• [Assignment]: Only the lines with the string "code" are needed; return each of them from the entries below.

• [Provided material]:
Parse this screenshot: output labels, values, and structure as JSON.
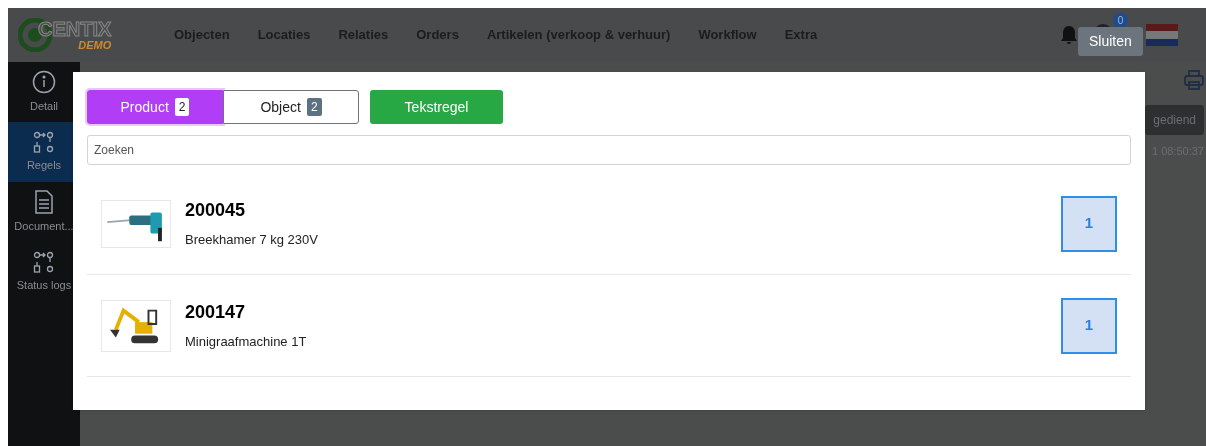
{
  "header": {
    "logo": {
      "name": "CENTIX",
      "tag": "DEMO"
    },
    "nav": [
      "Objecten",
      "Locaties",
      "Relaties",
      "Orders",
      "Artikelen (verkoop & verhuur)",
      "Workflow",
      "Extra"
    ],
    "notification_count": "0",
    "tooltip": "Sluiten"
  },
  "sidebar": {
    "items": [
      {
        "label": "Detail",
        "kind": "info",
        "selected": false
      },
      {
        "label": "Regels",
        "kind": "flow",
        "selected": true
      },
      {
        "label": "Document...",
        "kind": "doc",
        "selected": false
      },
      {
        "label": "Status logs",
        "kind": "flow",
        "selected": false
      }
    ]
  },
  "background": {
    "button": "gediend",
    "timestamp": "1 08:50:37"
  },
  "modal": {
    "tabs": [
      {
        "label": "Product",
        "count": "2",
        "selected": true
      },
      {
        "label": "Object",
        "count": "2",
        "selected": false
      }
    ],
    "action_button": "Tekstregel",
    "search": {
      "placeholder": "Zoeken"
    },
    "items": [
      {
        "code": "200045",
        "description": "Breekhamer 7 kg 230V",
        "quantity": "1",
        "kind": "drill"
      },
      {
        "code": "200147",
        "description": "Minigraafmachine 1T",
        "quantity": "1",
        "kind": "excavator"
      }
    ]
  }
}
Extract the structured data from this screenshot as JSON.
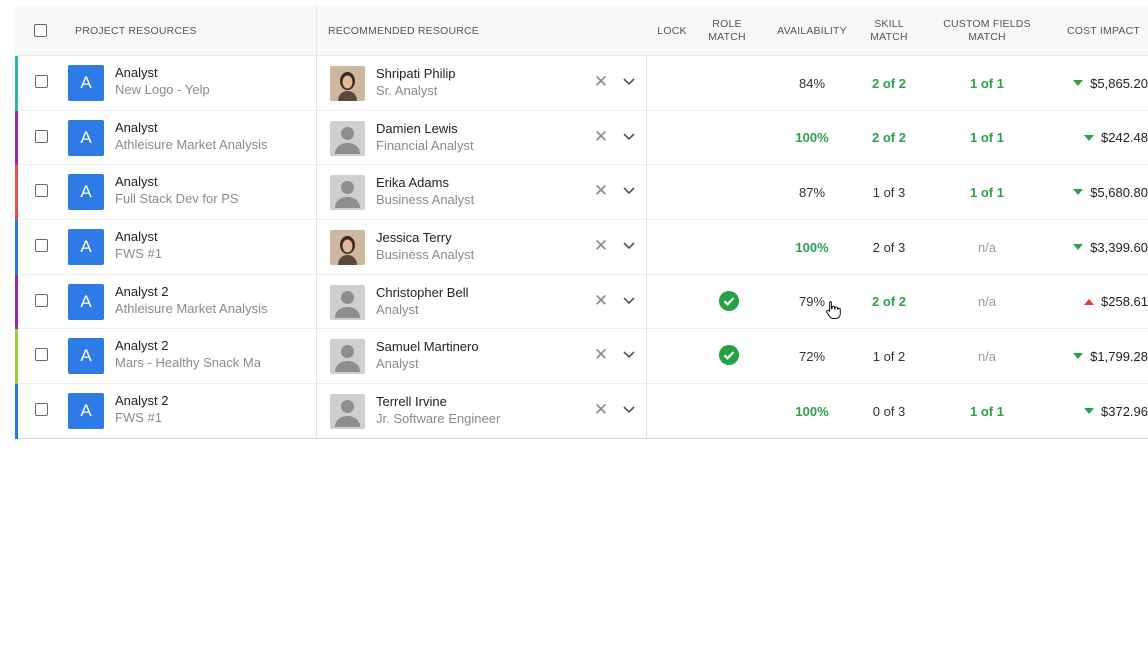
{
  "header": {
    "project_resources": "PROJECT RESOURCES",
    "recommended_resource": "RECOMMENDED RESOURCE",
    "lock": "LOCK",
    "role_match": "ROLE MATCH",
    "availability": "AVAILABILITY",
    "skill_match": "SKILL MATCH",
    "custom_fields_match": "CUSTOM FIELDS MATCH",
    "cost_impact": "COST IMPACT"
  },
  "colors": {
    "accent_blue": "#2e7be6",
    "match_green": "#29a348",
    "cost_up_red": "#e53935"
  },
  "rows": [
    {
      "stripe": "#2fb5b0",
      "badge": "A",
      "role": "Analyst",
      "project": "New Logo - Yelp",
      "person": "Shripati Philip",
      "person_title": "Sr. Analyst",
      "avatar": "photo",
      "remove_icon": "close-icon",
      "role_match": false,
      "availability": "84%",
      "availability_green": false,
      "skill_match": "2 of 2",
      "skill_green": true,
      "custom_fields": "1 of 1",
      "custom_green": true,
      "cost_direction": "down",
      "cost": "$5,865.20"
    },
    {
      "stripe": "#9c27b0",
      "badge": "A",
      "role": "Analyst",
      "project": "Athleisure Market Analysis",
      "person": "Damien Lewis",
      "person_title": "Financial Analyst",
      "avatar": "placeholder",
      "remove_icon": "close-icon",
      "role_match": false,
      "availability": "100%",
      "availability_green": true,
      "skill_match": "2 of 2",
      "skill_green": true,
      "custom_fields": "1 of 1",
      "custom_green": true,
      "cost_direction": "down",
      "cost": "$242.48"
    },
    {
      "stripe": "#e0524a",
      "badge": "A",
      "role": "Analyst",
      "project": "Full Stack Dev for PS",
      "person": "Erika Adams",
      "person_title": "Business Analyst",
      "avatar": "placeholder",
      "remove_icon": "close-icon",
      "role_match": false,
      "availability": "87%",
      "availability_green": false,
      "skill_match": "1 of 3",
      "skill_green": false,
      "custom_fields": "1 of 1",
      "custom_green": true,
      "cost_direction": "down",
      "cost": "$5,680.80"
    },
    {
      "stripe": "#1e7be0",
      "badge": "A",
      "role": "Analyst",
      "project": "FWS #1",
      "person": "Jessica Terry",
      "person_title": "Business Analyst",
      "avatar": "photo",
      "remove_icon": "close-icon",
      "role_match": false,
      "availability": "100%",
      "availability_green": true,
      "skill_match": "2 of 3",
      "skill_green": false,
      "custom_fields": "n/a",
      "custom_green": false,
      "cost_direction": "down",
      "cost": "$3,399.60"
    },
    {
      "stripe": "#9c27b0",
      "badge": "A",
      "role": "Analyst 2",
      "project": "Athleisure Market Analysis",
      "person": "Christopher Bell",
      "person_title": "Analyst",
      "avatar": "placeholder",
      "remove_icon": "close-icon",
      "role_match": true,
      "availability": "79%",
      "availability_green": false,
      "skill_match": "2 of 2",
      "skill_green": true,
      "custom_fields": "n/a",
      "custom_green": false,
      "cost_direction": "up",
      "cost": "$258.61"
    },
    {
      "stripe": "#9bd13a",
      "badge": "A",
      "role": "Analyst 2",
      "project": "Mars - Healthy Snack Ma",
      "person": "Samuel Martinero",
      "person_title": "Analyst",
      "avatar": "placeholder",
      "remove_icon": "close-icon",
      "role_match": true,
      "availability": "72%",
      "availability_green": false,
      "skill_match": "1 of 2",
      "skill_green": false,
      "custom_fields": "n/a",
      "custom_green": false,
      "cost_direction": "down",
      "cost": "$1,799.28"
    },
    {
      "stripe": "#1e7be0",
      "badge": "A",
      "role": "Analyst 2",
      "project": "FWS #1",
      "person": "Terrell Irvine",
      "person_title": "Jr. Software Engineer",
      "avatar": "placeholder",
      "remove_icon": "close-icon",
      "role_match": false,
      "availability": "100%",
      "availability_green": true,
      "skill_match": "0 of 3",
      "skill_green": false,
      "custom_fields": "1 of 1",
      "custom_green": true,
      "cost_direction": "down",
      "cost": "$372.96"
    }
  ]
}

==

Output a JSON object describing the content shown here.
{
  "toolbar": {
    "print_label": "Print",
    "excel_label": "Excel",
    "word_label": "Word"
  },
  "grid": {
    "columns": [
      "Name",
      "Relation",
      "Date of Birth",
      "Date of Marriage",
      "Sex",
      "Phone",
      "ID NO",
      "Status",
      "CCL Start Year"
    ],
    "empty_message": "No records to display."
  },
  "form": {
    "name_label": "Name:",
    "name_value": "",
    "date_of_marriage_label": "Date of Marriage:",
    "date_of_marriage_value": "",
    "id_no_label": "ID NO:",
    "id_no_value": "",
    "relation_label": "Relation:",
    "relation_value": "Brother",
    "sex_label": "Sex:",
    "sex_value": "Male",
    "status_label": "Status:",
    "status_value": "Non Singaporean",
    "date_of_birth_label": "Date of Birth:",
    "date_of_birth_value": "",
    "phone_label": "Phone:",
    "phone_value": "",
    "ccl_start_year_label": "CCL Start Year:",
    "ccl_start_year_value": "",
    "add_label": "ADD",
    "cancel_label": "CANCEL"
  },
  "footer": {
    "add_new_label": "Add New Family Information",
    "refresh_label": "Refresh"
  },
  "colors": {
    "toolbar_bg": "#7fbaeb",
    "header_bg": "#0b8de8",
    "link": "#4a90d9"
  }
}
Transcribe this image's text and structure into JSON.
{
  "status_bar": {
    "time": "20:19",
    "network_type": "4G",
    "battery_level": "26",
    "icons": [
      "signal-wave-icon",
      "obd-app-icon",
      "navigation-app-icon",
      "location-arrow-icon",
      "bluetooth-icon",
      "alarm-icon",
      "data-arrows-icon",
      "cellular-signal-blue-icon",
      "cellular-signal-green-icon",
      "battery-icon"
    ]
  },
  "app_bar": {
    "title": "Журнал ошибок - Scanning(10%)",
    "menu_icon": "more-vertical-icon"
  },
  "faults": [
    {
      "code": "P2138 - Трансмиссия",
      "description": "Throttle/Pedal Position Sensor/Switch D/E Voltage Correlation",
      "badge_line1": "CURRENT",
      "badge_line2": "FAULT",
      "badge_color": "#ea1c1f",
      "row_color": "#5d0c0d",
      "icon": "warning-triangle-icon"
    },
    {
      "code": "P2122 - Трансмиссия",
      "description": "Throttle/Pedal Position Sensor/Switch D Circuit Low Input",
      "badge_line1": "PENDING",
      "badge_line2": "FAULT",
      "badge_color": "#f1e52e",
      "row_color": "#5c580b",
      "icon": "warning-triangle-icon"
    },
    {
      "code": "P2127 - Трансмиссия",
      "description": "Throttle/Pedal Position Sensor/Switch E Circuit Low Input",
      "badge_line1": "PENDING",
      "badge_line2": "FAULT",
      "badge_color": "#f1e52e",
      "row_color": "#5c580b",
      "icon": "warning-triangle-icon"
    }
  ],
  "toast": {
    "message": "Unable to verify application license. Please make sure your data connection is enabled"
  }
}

• [Solution for this problem]:
        "code": "200045",
        "code": "200147",
      "code": "P2138 - Трансмиссия",
      "code": "P2122 - Трансмиссия",
      "code": "P2127 - Трансмиссия",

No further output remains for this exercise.